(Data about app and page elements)
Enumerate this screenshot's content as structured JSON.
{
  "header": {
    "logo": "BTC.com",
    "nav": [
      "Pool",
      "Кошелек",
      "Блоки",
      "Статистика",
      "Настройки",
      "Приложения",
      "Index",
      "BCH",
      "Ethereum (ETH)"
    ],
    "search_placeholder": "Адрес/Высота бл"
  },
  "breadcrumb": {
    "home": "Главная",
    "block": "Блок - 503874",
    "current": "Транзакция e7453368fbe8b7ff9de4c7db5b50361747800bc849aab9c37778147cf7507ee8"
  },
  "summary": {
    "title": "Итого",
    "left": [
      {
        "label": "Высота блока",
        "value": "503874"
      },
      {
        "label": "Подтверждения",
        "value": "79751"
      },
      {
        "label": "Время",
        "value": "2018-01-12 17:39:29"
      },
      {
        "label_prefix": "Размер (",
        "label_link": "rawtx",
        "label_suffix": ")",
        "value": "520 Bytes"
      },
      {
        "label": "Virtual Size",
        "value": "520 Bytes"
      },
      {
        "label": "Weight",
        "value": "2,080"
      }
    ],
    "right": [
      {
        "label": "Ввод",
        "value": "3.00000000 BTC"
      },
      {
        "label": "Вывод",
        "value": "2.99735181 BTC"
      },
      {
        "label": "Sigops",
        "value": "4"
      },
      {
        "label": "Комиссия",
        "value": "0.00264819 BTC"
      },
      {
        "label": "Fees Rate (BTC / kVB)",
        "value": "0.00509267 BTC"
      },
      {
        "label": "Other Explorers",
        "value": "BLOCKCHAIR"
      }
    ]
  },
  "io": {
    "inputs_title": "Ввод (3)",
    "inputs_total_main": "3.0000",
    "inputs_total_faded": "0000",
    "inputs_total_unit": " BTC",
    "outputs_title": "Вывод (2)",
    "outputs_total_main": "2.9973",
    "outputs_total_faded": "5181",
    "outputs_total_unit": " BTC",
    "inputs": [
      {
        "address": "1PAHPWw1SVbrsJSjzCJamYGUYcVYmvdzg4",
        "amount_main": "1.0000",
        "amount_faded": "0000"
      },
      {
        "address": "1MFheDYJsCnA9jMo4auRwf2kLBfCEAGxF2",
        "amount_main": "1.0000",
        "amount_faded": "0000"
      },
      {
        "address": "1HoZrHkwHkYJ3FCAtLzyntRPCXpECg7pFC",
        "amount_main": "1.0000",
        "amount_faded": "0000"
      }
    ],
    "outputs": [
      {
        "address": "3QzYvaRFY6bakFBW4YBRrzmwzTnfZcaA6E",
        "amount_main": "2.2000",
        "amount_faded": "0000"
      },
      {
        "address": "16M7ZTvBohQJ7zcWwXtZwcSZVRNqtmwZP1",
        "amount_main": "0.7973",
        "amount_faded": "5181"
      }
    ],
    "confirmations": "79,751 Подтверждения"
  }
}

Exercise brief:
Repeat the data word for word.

Answer to this problem:
Enumerate this screenshot's content as structured JSON.
{
  "header": {
    "logo": "BTC.com",
    "nav": [
      "Pool",
      "Кошелек",
      "Блоки",
      "Статистика",
      "Настройки",
      "Приложения",
      "Index",
      "BCH",
      "Ethereum (ETH)"
    ],
    "search_placeholder": "Адрес/Высота бл"
  },
  "breadcrumb": {
    "home": "Главная",
    "block": "Блок - 503874",
    "current": "Транзакция e7453368fbe8b7ff9de4c7db5b50361747800bc849aab9c37778147cf7507ee8"
  },
  "summary": {
    "title": "Итого",
    "left": [
      {
        "label": "Высота блока",
        "value": "503874"
      },
      {
        "label": "Подтверждения",
        "value": "79751"
      },
      {
        "label": "Время",
        "value": "2018-01-12 17:39:29"
      },
      {
        "label_prefix": "Размер (",
        "label_link": "rawtx",
        "label_suffix": ")",
        "value": "520 Bytes"
      },
      {
        "label": "Virtual Size",
        "value": "520 Bytes"
      },
      {
        "label": "Weight",
        "value": "2,080"
      }
    ],
    "right": [
      {
        "label": "Ввод",
        "value": "3.00000000 BTC"
      },
      {
        "label": "Вывод",
        "value": "2.99735181 BTC"
      },
      {
        "label": "Sigops",
        "value": "4"
      },
      {
        "label": "Комиссия",
        "value": "0.00264819 BTC"
      },
      {
        "label": "Fees Rate (BTC / kVB)",
        "value": "0.00509267 BTC"
      },
      {
        "label": "Other Explorers",
        "value": "BLOCKCHAIR"
      }
    ]
  },
  "io": {
    "inputs_title": "Ввод (3)",
    "inputs_total_main": "3.0000",
    "inputs_total_faded": "0000",
    "inputs_total_unit": " BTC",
    "outputs_title": "Вывод (2)",
    "outputs_total_main": "2.9973",
    "outputs_total_faded": "5181",
    "outputs_total_unit": " BTC",
    "inputs": [
      {
        "address": "1PAHPWw1SVbrsJSjzCJamYGUYcVYmvdzg4",
        "amount_main": "1.0000",
        "amount_faded": "0000"
      },
      {
        "address": "1MFheDYJsCnA9jMo4auRwf2kLBfCEAGxF2",
        "amount_main": "1.0000",
        "amount_faded": "0000"
      },
      {
        "address": "1HoZrHkwHkYJ3FCAtLzyntRPCXpECg7pFC",
        "amount_main": "1.0000",
        "amount_faded": "0000"
      }
    ],
    "outputs": [
      {
        "address": "3QzYvaRFY6bakFBW4YBRrzmwzTnfZcaA6E",
        "amount_main": "2.2000",
        "amount_faded": "0000"
      },
      {
        "address": "16M7ZTvBohQJ7zcWwXtZwcSZVRNqtmwZP1",
        "amount_main": "0.7973",
        "amount_faded": "5181"
      }
    ],
    "confirmations": "79,751 Подтверждения"
  }
}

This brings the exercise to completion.